**What you will do:**
Write out each line of the records that has "filters" in it.

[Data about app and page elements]
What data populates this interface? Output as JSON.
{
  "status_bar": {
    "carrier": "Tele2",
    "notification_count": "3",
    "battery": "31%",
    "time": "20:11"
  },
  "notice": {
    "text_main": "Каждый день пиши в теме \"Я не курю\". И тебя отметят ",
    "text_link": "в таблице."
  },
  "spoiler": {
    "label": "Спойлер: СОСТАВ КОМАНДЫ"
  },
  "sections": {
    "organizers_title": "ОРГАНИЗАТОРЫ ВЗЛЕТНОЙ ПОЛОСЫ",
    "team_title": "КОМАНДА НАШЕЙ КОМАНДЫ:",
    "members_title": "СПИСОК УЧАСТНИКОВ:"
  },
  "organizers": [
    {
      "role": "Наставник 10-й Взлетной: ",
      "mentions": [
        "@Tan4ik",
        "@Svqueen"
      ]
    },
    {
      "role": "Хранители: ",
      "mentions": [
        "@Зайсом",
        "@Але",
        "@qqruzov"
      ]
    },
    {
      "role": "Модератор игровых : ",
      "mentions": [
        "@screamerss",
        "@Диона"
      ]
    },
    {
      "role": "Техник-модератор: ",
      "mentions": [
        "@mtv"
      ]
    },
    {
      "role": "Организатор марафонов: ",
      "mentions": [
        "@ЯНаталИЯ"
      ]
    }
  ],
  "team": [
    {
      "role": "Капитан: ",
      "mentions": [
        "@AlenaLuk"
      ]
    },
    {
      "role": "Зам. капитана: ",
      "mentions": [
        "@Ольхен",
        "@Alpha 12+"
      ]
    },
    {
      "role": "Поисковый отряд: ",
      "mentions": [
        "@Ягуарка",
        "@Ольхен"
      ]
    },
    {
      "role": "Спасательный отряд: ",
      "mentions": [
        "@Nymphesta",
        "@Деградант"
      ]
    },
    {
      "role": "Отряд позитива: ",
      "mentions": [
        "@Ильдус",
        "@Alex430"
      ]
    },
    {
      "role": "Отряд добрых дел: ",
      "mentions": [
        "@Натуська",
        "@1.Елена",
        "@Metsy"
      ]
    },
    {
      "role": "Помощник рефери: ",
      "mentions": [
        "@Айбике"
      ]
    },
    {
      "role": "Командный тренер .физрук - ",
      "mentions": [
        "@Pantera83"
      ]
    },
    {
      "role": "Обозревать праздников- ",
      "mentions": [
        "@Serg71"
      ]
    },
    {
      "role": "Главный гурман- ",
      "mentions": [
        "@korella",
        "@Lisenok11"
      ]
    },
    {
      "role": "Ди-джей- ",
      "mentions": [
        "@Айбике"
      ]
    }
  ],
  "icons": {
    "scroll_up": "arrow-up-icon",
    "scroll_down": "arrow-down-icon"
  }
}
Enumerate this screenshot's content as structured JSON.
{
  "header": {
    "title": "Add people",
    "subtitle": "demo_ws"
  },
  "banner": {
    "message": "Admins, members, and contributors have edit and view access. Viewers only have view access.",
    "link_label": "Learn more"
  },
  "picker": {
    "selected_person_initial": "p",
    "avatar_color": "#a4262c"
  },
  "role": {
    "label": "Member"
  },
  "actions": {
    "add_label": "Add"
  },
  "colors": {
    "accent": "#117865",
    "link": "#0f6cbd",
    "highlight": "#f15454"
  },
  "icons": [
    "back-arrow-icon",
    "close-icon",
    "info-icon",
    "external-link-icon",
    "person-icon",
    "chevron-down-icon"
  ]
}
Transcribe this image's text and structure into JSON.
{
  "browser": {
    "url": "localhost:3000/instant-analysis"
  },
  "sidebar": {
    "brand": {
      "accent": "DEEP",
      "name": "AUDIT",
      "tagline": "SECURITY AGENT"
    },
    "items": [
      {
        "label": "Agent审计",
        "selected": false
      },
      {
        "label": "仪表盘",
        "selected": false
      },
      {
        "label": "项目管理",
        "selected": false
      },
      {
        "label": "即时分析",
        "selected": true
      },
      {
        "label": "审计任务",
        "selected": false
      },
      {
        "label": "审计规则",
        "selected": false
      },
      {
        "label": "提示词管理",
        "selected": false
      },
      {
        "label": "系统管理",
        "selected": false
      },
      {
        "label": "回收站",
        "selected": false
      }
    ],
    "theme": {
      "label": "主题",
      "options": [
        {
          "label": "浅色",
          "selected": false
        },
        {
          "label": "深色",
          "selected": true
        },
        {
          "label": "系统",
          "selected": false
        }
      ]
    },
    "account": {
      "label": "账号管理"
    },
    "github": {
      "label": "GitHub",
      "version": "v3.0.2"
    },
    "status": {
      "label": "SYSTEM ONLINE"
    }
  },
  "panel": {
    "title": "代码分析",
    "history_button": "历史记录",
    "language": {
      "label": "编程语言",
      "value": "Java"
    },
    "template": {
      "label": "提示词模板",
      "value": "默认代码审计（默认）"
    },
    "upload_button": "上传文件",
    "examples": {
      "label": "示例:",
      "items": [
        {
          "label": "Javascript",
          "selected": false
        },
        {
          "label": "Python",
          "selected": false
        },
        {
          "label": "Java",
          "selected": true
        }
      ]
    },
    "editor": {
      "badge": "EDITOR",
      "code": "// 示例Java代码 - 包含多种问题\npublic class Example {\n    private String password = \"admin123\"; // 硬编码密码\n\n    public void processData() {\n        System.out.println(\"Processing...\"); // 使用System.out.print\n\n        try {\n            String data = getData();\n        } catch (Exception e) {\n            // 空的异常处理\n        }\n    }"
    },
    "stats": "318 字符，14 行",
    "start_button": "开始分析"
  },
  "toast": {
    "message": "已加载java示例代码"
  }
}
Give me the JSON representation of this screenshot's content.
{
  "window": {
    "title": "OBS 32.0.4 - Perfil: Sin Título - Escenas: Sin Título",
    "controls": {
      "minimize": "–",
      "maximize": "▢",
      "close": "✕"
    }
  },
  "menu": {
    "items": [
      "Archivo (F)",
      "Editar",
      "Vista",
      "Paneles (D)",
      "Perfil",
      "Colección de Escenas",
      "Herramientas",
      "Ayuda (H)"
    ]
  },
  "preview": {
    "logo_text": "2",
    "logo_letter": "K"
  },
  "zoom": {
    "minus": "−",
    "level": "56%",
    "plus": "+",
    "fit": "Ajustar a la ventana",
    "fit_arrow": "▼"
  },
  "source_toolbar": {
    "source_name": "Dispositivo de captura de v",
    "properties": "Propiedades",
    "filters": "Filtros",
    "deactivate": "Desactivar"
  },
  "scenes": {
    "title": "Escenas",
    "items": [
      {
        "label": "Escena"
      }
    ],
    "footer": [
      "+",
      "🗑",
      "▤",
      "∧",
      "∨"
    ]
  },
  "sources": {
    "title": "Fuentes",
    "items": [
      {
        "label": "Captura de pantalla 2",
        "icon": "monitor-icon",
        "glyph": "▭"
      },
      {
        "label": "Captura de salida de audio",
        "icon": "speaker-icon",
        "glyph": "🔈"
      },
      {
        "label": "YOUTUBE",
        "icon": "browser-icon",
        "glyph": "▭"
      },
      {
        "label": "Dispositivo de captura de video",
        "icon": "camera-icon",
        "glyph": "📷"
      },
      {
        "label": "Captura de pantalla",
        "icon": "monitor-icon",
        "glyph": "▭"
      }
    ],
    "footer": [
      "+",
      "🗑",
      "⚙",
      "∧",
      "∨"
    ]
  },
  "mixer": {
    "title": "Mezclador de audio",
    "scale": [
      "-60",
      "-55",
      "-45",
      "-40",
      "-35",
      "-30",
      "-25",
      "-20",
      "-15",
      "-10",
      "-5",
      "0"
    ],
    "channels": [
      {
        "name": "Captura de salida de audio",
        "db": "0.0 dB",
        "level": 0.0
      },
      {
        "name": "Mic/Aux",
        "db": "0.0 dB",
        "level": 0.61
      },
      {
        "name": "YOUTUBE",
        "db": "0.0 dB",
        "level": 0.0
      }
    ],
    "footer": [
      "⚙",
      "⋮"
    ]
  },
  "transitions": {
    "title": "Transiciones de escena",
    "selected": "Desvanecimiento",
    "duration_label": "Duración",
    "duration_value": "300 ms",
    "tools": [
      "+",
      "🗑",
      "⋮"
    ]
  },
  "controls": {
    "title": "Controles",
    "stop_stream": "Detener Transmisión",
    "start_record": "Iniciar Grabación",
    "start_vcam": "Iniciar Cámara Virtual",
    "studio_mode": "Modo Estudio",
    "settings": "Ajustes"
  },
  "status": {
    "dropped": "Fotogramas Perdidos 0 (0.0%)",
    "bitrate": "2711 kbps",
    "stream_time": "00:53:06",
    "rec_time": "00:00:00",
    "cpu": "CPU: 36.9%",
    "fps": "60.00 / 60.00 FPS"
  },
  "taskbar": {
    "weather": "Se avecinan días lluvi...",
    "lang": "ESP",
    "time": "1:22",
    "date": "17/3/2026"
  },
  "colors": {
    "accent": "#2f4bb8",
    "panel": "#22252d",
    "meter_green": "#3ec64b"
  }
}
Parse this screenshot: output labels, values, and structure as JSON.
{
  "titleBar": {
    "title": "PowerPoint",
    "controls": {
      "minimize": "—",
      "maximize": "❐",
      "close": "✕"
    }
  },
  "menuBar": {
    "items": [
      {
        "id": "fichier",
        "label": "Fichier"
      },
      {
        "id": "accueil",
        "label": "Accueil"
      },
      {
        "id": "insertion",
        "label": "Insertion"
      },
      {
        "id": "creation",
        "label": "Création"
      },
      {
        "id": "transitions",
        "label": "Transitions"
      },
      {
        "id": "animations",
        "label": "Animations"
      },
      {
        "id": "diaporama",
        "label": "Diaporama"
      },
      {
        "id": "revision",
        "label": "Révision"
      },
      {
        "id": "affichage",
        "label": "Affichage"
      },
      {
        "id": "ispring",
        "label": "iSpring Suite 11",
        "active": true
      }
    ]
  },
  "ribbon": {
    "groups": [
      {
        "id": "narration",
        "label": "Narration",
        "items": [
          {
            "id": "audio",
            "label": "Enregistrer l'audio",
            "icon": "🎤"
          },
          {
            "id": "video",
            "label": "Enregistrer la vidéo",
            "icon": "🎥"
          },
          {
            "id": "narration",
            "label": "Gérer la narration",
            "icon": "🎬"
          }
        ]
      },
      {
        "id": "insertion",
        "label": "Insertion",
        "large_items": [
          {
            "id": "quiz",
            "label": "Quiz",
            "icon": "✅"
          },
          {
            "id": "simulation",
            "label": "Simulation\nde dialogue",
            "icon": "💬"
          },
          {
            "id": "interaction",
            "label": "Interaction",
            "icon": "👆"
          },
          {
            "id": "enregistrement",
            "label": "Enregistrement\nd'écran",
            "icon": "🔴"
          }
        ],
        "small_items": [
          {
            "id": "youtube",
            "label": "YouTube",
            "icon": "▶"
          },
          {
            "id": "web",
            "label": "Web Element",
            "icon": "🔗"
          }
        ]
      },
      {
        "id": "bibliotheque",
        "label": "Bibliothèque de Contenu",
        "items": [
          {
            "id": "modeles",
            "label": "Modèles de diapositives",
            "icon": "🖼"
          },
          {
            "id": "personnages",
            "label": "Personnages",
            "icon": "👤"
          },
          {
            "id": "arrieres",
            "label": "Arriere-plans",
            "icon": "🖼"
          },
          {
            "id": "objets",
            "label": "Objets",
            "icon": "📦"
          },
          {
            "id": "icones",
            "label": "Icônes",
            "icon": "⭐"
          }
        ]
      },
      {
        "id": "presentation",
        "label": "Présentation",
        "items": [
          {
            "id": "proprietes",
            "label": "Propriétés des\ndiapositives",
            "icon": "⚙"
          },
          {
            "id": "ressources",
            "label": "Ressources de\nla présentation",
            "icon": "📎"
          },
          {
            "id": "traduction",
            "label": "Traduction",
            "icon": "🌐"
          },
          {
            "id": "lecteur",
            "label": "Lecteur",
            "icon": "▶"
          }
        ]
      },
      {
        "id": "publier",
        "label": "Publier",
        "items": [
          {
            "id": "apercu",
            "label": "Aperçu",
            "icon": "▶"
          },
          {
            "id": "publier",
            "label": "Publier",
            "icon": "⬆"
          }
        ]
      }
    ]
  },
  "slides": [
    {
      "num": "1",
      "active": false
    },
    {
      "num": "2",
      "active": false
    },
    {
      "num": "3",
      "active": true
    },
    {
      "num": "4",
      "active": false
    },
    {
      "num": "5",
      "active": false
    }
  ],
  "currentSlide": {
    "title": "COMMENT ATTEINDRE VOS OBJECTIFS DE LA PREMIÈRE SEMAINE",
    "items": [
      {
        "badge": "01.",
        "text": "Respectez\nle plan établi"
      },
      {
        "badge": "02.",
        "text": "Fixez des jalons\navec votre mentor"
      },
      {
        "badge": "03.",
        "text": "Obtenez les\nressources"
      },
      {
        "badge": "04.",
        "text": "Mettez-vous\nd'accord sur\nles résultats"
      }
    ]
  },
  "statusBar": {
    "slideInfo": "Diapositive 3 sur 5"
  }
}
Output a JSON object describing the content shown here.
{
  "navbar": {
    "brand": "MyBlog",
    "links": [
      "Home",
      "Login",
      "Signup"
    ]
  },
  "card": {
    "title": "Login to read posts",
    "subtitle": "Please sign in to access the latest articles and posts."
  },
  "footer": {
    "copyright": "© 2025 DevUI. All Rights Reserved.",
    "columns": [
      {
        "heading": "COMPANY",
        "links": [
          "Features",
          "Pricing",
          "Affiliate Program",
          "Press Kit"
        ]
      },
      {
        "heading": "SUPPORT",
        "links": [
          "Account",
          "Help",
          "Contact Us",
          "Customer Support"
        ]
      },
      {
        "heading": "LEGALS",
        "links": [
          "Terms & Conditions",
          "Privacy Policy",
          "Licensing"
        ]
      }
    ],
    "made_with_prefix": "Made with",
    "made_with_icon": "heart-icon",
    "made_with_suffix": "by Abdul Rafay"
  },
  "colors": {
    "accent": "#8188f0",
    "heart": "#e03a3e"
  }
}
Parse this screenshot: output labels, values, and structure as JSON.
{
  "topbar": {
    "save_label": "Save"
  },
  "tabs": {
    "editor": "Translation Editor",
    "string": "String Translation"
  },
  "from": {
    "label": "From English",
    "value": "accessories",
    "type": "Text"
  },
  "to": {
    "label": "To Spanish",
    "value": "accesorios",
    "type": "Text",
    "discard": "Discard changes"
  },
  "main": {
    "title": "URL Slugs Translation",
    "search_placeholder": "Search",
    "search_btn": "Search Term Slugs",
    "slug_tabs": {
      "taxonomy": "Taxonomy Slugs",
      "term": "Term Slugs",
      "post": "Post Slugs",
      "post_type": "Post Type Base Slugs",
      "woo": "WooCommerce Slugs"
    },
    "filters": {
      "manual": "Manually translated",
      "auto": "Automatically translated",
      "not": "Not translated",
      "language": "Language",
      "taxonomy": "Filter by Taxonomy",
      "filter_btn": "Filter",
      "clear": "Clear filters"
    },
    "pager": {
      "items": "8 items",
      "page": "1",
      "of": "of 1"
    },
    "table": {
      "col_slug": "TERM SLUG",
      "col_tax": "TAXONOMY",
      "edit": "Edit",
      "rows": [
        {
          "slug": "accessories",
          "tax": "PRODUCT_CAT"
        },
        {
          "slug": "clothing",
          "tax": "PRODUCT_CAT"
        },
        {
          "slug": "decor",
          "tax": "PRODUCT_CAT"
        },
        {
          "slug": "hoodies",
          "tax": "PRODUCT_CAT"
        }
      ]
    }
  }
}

**Reply to the task:**
    "filters": "Filtros",
    "filters": {
      "clear": "Clear filters"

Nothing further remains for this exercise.